A Few More TED Talks For Your Enjoyment
I've been away on vacation for a few weeks in India (more on part of that vacation in a different blog post; we stayed in an eco lodge that was fantastic). But the TED talks don't stop, and I've got a few more that I've enjoyed watching for various reasons. I hope you do, too.
The first talk on my list for today is Dan Ariely again. I've told you about a different TED talk; this time, the behavioral economist talks about how we are much more irrational in our thinking than we think. He shows some really simple visual illusions that fool our brain (I mean, really simple), and how opting in vs. opting out makes a huge difference in organ donation volunteerism rates, among other things. I like his conversational style of describing experiments; it's pretty easy listening considering the topic.
I'm not sure if you'll all enjoy Paul Romer's talk about "charter cities", so let me explain for a moment what I got out of it. He talks about how a set of rules laid down by a government can significantly guide behavior, and made huge differences in the fate of a country. For example, he compares Haiti and the Dominican Republic, which are right next to each other but have different rules for their people and vastly different outcomes (Haiti is in really sad shape; the D.R., much better). He points out the example of Hong Kong and how it was much wealthier than Mainland China, but China created these special economic zones, defined by cities, with different sets of rules to govern them than most of the rest of the country. As a result, these cities (e.g., Shenzhen) have enjoyed immense growth in wealth. All this leads to him proposing that we try new governmental systems at the city level: smaller than that isn't enough to effect big change, larger than that is too unwieldy. Anyway, check it out.
I like listening to Clay Shirky; he has this really interesting message about the power of communities to effect change. In this TED talk, he talks about the current new set of media on the Internet and how they can make history, because they natively support group communications. And when you support group communications, that makes the power of communities much easier to leverage. He uses recent news events to support his story. To me, this is really good stuff.

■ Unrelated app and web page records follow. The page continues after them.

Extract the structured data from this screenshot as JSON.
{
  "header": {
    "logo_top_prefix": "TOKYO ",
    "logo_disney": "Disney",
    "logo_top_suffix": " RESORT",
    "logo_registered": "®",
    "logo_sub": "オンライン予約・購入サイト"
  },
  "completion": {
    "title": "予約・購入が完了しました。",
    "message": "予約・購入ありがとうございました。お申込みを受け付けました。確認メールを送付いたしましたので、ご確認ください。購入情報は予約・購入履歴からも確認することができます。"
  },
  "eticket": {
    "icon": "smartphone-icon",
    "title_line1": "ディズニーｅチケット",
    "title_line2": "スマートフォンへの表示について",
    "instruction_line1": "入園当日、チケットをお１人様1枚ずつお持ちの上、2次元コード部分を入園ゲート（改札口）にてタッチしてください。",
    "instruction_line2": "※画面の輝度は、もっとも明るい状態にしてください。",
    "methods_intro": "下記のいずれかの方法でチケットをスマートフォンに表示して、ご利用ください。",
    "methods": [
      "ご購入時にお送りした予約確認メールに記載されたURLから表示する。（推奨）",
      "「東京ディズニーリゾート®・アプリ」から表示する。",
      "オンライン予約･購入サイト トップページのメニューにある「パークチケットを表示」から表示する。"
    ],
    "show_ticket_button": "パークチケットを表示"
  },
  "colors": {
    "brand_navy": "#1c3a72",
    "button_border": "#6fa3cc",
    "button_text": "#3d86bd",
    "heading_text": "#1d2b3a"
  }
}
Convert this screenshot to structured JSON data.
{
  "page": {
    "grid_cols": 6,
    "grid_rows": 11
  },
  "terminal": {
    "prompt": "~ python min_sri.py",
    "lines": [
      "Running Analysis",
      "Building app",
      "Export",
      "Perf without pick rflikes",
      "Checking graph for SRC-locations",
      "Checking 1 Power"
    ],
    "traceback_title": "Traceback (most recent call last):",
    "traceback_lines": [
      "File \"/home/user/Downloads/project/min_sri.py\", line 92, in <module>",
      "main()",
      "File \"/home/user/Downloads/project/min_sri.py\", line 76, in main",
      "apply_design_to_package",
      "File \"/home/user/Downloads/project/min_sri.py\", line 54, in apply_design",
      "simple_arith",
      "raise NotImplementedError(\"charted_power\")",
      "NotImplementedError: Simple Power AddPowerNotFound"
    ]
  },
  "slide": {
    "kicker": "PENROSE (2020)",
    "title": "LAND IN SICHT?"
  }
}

I've got a ton more of these talks to come, and I'll continue to leak them out a few at a time so they don't overwhelm you. As usual, please share your own favorite TED talks, or any other podcasts or other programs you've enjoyed watching and/or listening to. I'm always looking for more interesting stuff to pour into my brain.